(Munch G et al., 1997; Preston JE et al., 1998; Burcham PC, 2000).
researchers propose that reactive carbonyl compounds have the ability to induce
collagen cross-linking regardless of oxidative conditions. Their findings
underline the importance of preventing protein carbonylation and in particular
glycation before the cycle of collagen cross-linking gets started.
tissue cells, called fibroblasts, play the leading role in the ongoing
regeneration of the dermis. In order to function properly, fibroblasts must
strike a delicate balance between destruction of extracellular protein and
synthesis of new protein.
fibroblasts are quiescent, dividing at a low rate. They produce only small
amounts of the matrix metalloproteinase enzymes (collagenase and stromelysin)
that break down the surrounding extracellular matrix, and large amounts of
matrix metalloproteinase inhibitors (TIMP-1 and TIMP-2). But in response to
various stimuli including wounding and inflammation, they undergo a drastic
transformation into activated fibroblasts. They then secrete large amounts of
enzymes that break down collagen and destroy the extracellular matrix.

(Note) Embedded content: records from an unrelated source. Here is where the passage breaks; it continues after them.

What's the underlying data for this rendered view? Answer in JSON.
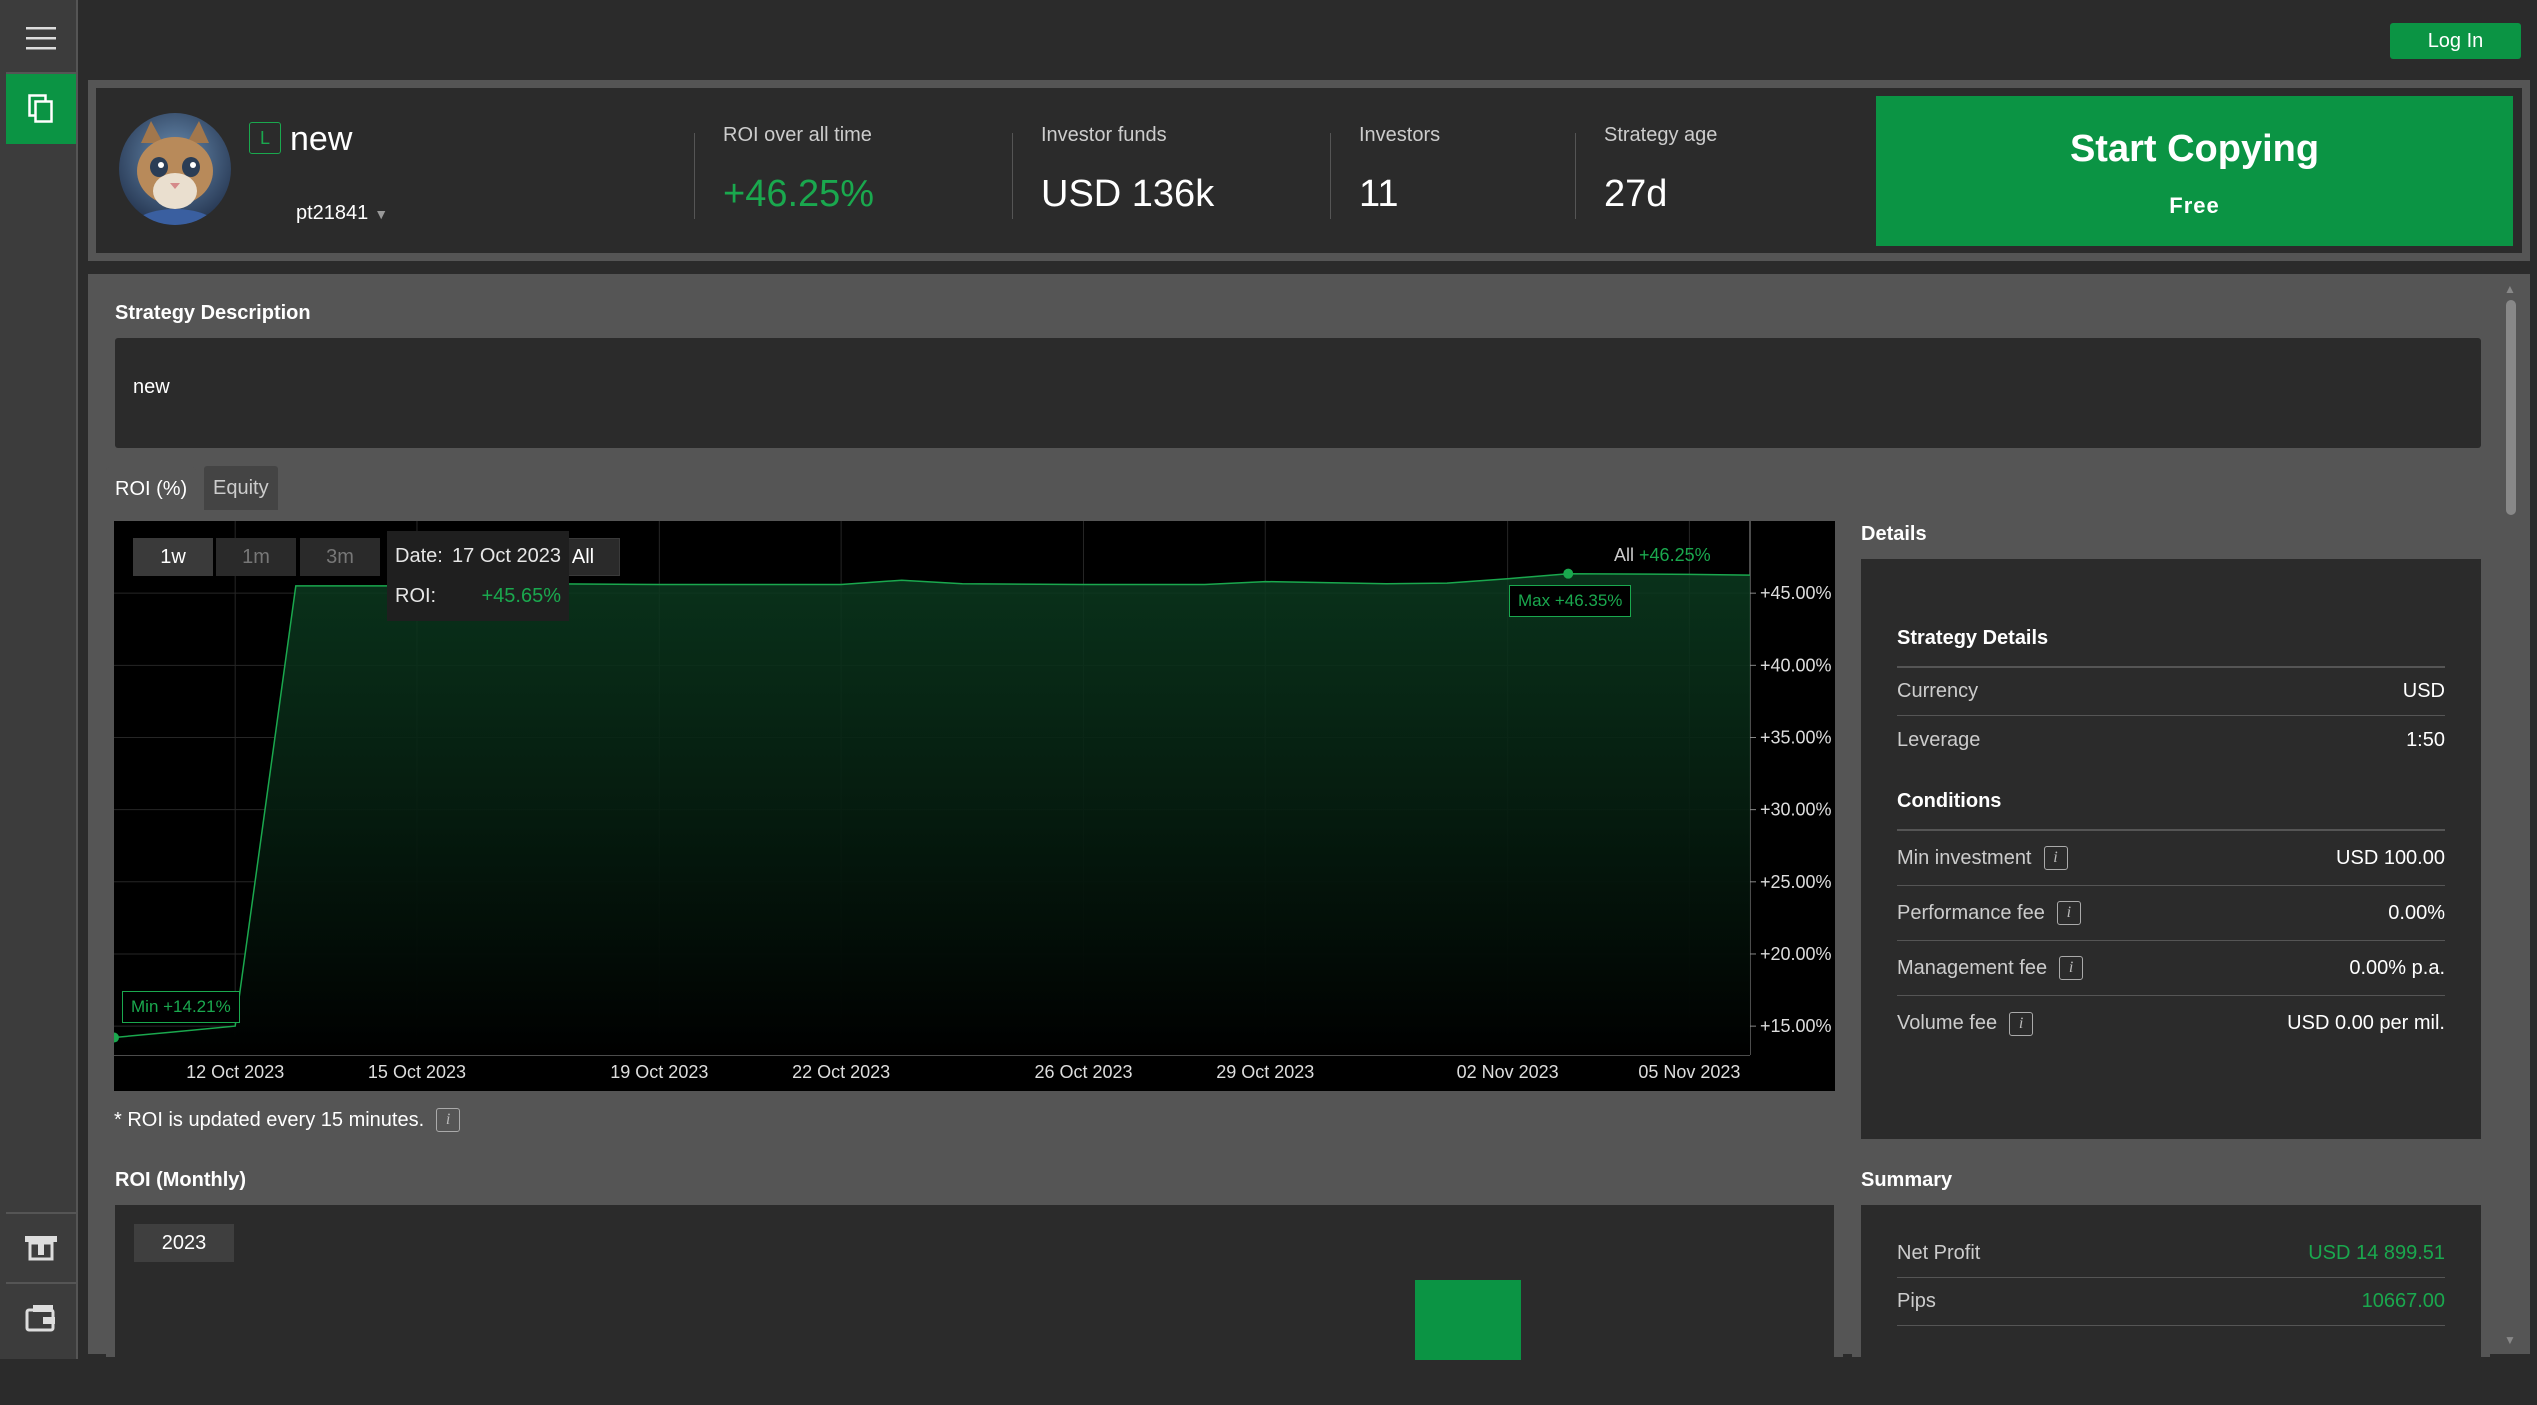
{
  "nav": {
    "login_label": "Log In"
  },
  "header": {
    "badge": "L",
    "strategy_name": "new",
    "user_id": "pt21841",
    "stats": [
      {
        "label": "ROI over all time",
        "value": "+46.25%"
      },
      {
        "label": "Investor funds",
        "value": "USD 136k"
      },
      {
        "label": "Investors",
        "value": "11"
      },
      {
        "label": "Strategy age",
        "value": "27d"
      }
    ],
    "cta_title": "Start Copying",
    "cta_sub": "Free"
  },
  "description": {
    "title": "Strategy Description",
    "text": "new"
  },
  "tabs": [
    {
      "label": "ROI (%)"
    },
    {
      "label": "Equity"
    }
  ],
  "chart": {
    "ranges": [
      "1w",
      "1m",
      "3m",
      "All"
    ],
    "summary_label": "All",
    "summary_value": "+46.25%",
    "tooltip": {
      "date_label": "Date:",
      "date_value": "17 Oct 2023",
      "roi_label": "ROI:",
      "roi_value": "+45.65%"
    },
    "max_label": "Max +46.35%",
    "min_label": "Min +14.21%",
    "footnote": "* ROI is updated every 15 minutes."
  },
  "chart_data": {
    "type": "area",
    "x": [
      "10 Oct 2023",
      "11 Oct 2023",
      "12 Oct 2023",
      "13 Oct 2023",
      "15 Oct 2023",
      "17 Oct 2023",
      "19 Oct 2023",
      "22 Oct 2023",
      "23 Oct 2023",
      "24 Oct 2023",
      "26 Oct 2023",
      "28 Oct 2023",
      "29 Oct 2023",
      "31 Oct 2023",
      "01 Nov 2023",
      "02 Nov 2023",
      "03 Nov 2023",
      "05 Nov 2023",
      "06 Nov 2023"
    ],
    "y": [
      14.21,
      14.6,
      15.0,
      45.5,
      45.5,
      45.65,
      45.6,
      45.6,
      45.9,
      45.65,
      45.6,
      45.6,
      45.8,
      45.65,
      45.7,
      46.0,
      46.35,
      46.3,
      46.25
    ],
    "x_ticks": [
      "12 Oct 2023",
      "15 Oct 2023",
      "19 Oct 2023",
      "22 Oct 2023",
      "26 Oct 2023",
      "29 Oct 2023",
      "02 Nov 2023",
      "05 Nov 2023"
    ],
    "y_ticks": [
      "+15.00%",
      "+20.00%",
      "+25.00%",
      "+30.00%",
      "+35.00%",
      "+40.00%",
      "+45.00%"
    ],
    "ylim": [
      13,
      50
    ],
    "colors": {
      "line": "#1aa84e",
      "fill": "#0b3a1f"
    }
  },
  "details": {
    "title": "Details",
    "strategy_title": "Strategy Details",
    "strategy_rows": [
      {
        "k": "Currency",
        "v": "USD"
      },
      {
        "k": "Leverage",
        "v": "1:50"
      }
    ],
    "conditions_title": "Conditions",
    "condition_rows": [
      {
        "k": "Min investment",
        "v": "USD 100.00"
      },
      {
        "k": "Performance fee",
        "v": "0.00%"
      },
      {
        "k": "Management fee",
        "v": "0.00% p.a."
      },
      {
        "k": "Volume fee",
        "v": "USD 0.00 per mil."
      }
    ],
    "info_glyph": "i"
  },
  "monthly": {
    "title": "ROI (Monthly)",
    "year": "2023"
  },
  "summary": {
    "title": "Summary",
    "rows": [
      {
        "k": "Net Profit",
        "v": "USD 14 899.51"
      },
      {
        "k": "Pips",
        "v": "10667.00"
      }
    ]
  },
  "icons": {
    "menu": "hamburger-icon",
    "copy": "copy-icon",
    "atm": "atm-icon",
    "wallet": "wallet-icon"
  }
}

senescence locks fibroblasts and keratinocytes into an approximation of this
activated state (West MD, 1994). They switch from a matrix-producing to a
matrix-degrading mode, secreting more matrix metalloproteinases and less matrix
metalloproteinase inhibitors. Senescent fibroblasts and keratinocytes are known
to accumulate in aging skin, as demonstrated by a biomarker of skin cell
senescence (Dimri GP et al., 1995). In addition to breaking down the
extracellular matrix, they secrete proinflammatory mediators such as
interleukin-1 alpha and growth factors such as heregulin (regulator of breast
and epithelial cell growth) whose influence extends far beyond the cell
secreting them (Campisi J, 1998; Campisi J, 1997).
of connective tissue is a normal part of skin cell development and wound
healing. Proteolytic enzymes and their inhibitors sculpt structural proteins and
break them down at the appropriate times. Unfortunately, as aging skin cells
senesce and increase their proteolytic activity, the proteasome (the main enzyme
complex for protein degradation) enters an age-related decline. The balance
between protein creation and destruction is again upset, compromising the
integrity and regeneration of skin tissue.
research confirms that proteasome activity declines in keratinocytes and
epidermal cells with age. At the same time, protein carbonyl levels are rising
and the increasing numbers of senescent cells are secreting more proteolytic
enzymes. This has been demonstrated clearly in keratinocytes, both in culture
and in specimens from humans, where there is an inverse relationship between
proteasome content and biomarkers of cellular senescence (Petropoulos I et al.,
The skin makes visible the changes that occur throughout the body as damaged proteins and senescent cells accumulate. As we have seen, the life cycles of cells and proteins may regulate both our appearance as we age and how long we live. Preserving the integrity and regular turnover of protein is thus a key defense against the downward spirals of degeneration in the later years. Carnosine is the only agent that has shown multi-modal protective effects against protein degradation and cellular senescence.